Reason for reading: I’m always up for some sci-fi and this sounded like a good one. It won the Nebula Award in 2006 which meant it counted for the Book Awards Reading Challenge.
Quote: “He had followed the instruction and stayed inside and now he lay beneath tons of ice and rock.”
Alex and Chase are space archeologists 10,000 years in the future. A woman comes to them to find out the worth of an old cup she has been given. Alex and Chase soon identify it as belonging to one of the first major space colonization efforts that took place in the 27th Century which some had dismissed as myth. They soon begin a journey to discover the source of the cup and the destiny of the lost space colony.
Some have called Alex the Indiana Jones of space. This is a somewhat accurate analogy as they both search for archeological artifacts thought of as many to be mythological. But that’s where the comparison stops as Indy was more of a tough guy who knew how to use his brain and braun. Alex is all brain.

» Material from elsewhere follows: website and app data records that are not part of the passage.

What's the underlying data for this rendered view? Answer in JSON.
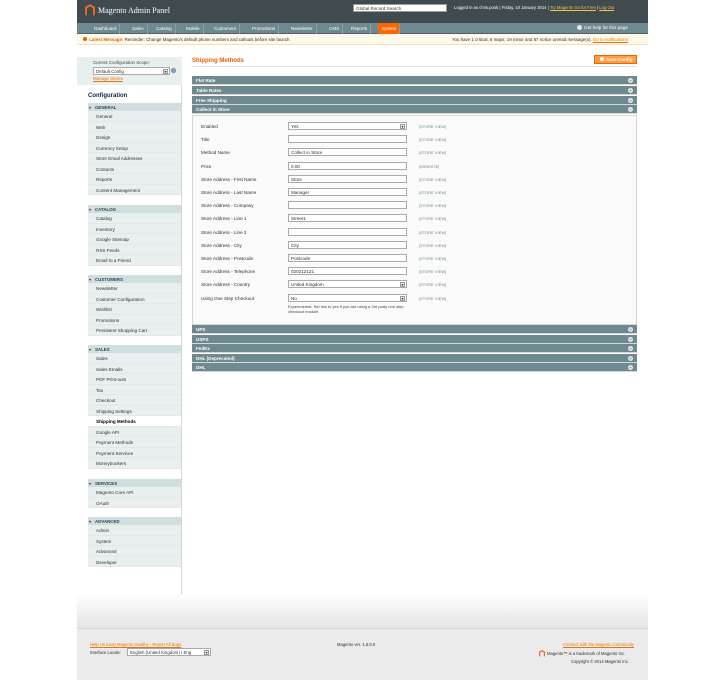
{
  "header": {
    "logo_text": "Magento Admin Panel",
    "search_value": "Global Record Search",
    "logged_in": "Logged in as chris.pook",
    "date": "Friday, 10 January 2014",
    "try_link": "Try Magento Go for Free",
    "logout": "Log Out"
  },
  "nav": {
    "items": [
      "Dashboard",
      "Sales",
      "Catalog",
      "Mobile",
      "Customers",
      "Promotions",
      "Newsletter",
      "CMS",
      "Reports",
      "System"
    ],
    "active": "System",
    "help": "Get help for this page"
  },
  "notice": {
    "latest_label": "Latest Message:",
    "message": "Reminder: Change Magento's default phone numbers and callouts before site launch",
    "summary": "You have 1 critical, 6 major, 19 minor and 87 notice unread message(s).",
    "go_link": "Go to notifications"
  },
  "sidebar": {
    "scope_label": "Current Configuration Scope:",
    "scope_value": "Default Config",
    "manage_stores": "Manage Stores",
    "title": "Configuration",
    "sections": [
      {
        "name": "GENERAL",
        "items": [
          "General",
          "Web",
          "Design",
          "Currency Setup",
          "Store Email Addresses",
          "Contacts",
          "Reports",
          "Content Management"
        ]
      },
      {
        "name": "CATALOG",
        "items": [
          "Catalog",
          "Inventory",
          "Google Sitemap",
          "RSS Feeds",
          "Email to a Friend"
        ]
      },
      {
        "name": "CUSTOMERS",
        "items": [
          "Newsletter",
          "Customer Configuration",
          "Wishlist",
          "Promotions",
          "Persistent Shopping Cart"
        ]
      },
      {
        "name": "SALES",
        "items": [
          "Sales",
          "Sales Emails",
          "PDF Print-outs",
          "Tax",
          "Checkout",
          "Shipping Settings",
          "Shipping Methods",
          "Google API",
          "Payment Methods",
          "Payment Services",
          "Moneybookers"
        ]
      },
      {
        "name": "SERVICES",
        "items": [
          "Magento Core API",
          "OAuth"
        ]
      },
      {
        "name": "ADVANCED",
        "items": [
          "Admin",
          "System",
          "Advanced",
          "Developer"
        ]
      }
    ],
    "active_item": "Shipping Methods"
  },
  "main": {
    "title": "Shipping Methods",
    "save_label": "Save Config",
    "top_groups": [
      "Flat Rate",
      "Table Rates",
      "Free Shipping",
      "Collect in Store"
    ],
    "bottom_groups": [
      "UPS",
      "USPS",
      "FedEx",
      "DHL (Deprecated)",
      "DHL"
    ],
    "fields": [
      {
        "label": "Enabled",
        "value": "Yes",
        "type": "select",
        "scope": "[STORE VIEW]"
      },
      {
        "label": "Title",
        "value": "",
        "type": "text",
        "scope": "[STORE VIEW]"
      },
      {
        "label": "Method Name",
        "value": "Collect in Store",
        "type": "text",
        "scope": "[STORE VIEW]"
      },
      {
        "label": "Price",
        "value": "0.00",
        "type": "text",
        "scope": "[WEBSITE]"
      },
      {
        "label": "Store Address - First Name",
        "value": "Store",
        "type": "text",
        "scope": "[STORE VIEW]"
      },
      {
        "label": "Store Address - Last Name",
        "value": "Manager",
        "type": "text",
        "scope": "[STORE VIEW]"
      },
      {
        "label": "Store Address - Company",
        "value": "",
        "type": "text",
        "scope": "[STORE VIEW]"
      },
      {
        "label": "Store Address - Line 1",
        "value": "Street1",
        "type": "text",
        "scope": "[STORE VIEW]"
      },
      {
        "label": "Store Address - Line 2",
        "value": "",
        "type": "text",
        "scope": "[STORE VIEW]"
      },
      {
        "label": "Store Address - City",
        "value": "City",
        "type": "text",
        "scope": "[STORE VIEW]"
      },
      {
        "label": "Store Address - Postcode",
        "value": "Postcode",
        "type": "text",
        "scope": "[STORE VIEW]"
      },
      {
        "label": "Store Address - Telephone",
        "value": "020212121",
        "type": "text",
        "scope": "[STORE VIEW]"
      },
      {
        "label": "Store Address - Country",
        "value": "United Kingdom",
        "type": "select",
        "scope": "[STORE VIEW]"
      },
      {
        "label": "Using One Step Checkout",
        "value": "No",
        "type": "select",
        "scope": "[STORE VIEW]"
      }
    ],
    "checkout_note": "Experimental. Set this to yes if you are using a 3rd party one step checkout module."
  },
  "footer": {
    "help_link": "Help Us Keep Magento Healthy - Report All Bugs",
    "locale_label": "Interface Locale:",
    "locale_value": "English (United Kingdom) / Eng",
    "version": "Magento ver. 1.8.0.0",
    "community_link": "Connect with the Magento Community",
    "trademark": "Magento™ is a trademark of Magento Inc.",
    "copyright": "Copyright © 2014 Magento Inc."
  },
  "colors": {
    "header_bg": "#3f4b4f",
    "nav_bg": "#6f8991",
    "accent": "#ff6600",
    "section_head": "#d1dedf"
  }
}
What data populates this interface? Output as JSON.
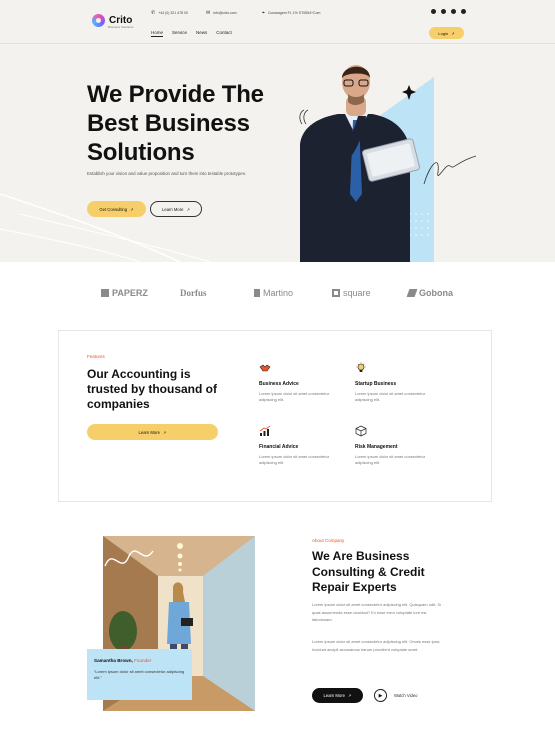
{
  "header": {
    "logo_text": "Crito",
    "logo_tagline": "Business Solutions",
    "phone": "+44 (0) 321 478 00",
    "email": "info@crito.com",
    "address": "Cowaragem Ft, 1% ST0554+Com",
    "nav": [
      "Home",
      "Service",
      "News",
      "Contact"
    ],
    "login_label": "Login"
  },
  "hero": {
    "title": "We Provide The Best Business Solutions",
    "description": "Establish your vision and value proposition and turn them into testable prototypes.",
    "primary_btn": "Get Consulting",
    "secondary_btn": "Learn More"
  },
  "brands": [
    "PAPERZ",
    "Dorfus",
    "Martino",
    "square",
    "Gobona"
  ],
  "features": {
    "eyebrow": "Features",
    "title": "Our Accounting is trusted by thousand of companies",
    "button": "Learn More",
    "items": [
      {
        "title": "Business Advice",
        "text": "Lorem ipsum dolor sit amet consectetur adipiscing elit."
      },
      {
        "title": "Startup Business",
        "text": "Lorem ipsum dolor sit amet consectetur adipiscing elit."
      },
      {
        "title": "Financial Advice",
        "text": "Lorem ipsum dolor sit amet consectetur adipiscing elit."
      },
      {
        "title": "Risk Management",
        "text": "Lorem ipsum dolor sit amet consectetur adipiscing elit."
      }
    ]
  },
  "about": {
    "eyebrow": "About Company",
    "title": "We Are Business Consulting & Credit Repair Experts",
    "paragraph1": "Lorem ipsum dolor sit amet consectetur adipiscing elit. Quisquam odit. Si quas assumenda esse cicuidad? Ex esse error voluptate iure est laboriosam.",
    "paragraph2": "Lorem ipsum dolor sit amet consectetur adipiscing elit. Omnis esse ipsa. Incidunt accipit accusamus harum provident voluptate amet.",
    "button": "Learn More",
    "video_label": "Watch Video",
    "quote": {
      "name": "Samantha Brown,",
      "role": "Founder",
      "text": "“Lorem ipsum dolor sit amet consectetur adipiscing elit.”"
    }
  },
  "colors": {
    "accent_yellow": "#f7cf6a",
    "accent_blue": "#bde3f7",
    "eyebrow_orange": "#e8552a"
  }
}
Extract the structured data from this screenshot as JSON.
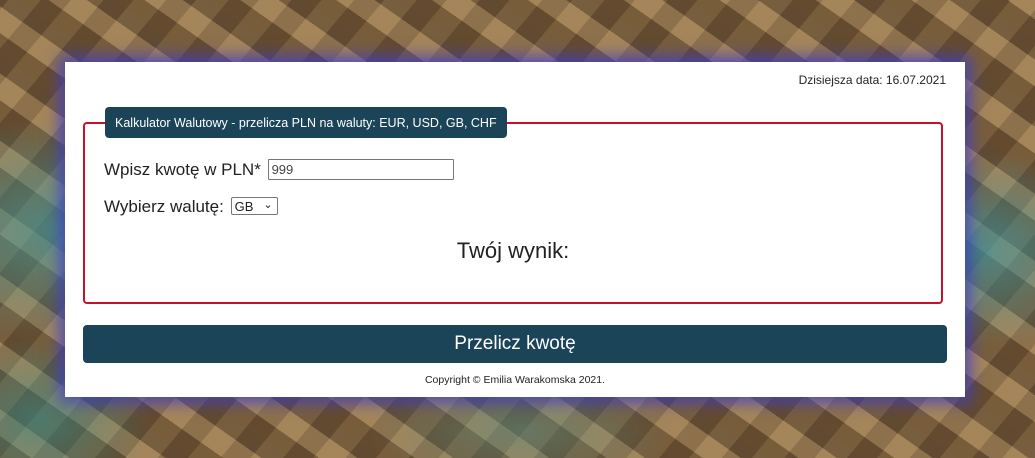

Most of the novel moves at a pedestrian pace. Even when situations occur that would seem to be perilous there is never really a sense that the characters are in danger. This is partly because the main characters carry themselves with a tremendous amount of confidence.
The writing here is workmanlike. There is nothing bad about it but don’t look for impressive prose. It gets the job done. The novel moves along like a gentle stream until the end when the big payoff arrives. However, there is some very impressive description and explanation of astronomy. On this front, McDevitt certainly appears to know what he is talking about and these passages proved to be some of the more fascinating and impressive.
The author seems comfortable, maybe too much so at times, and it is surprising that this was chosen as the Nebula Award winner, but Seeker is a respectable novel, particularly when considering the science behind the novel.
Recommended only to fans of sci-fi.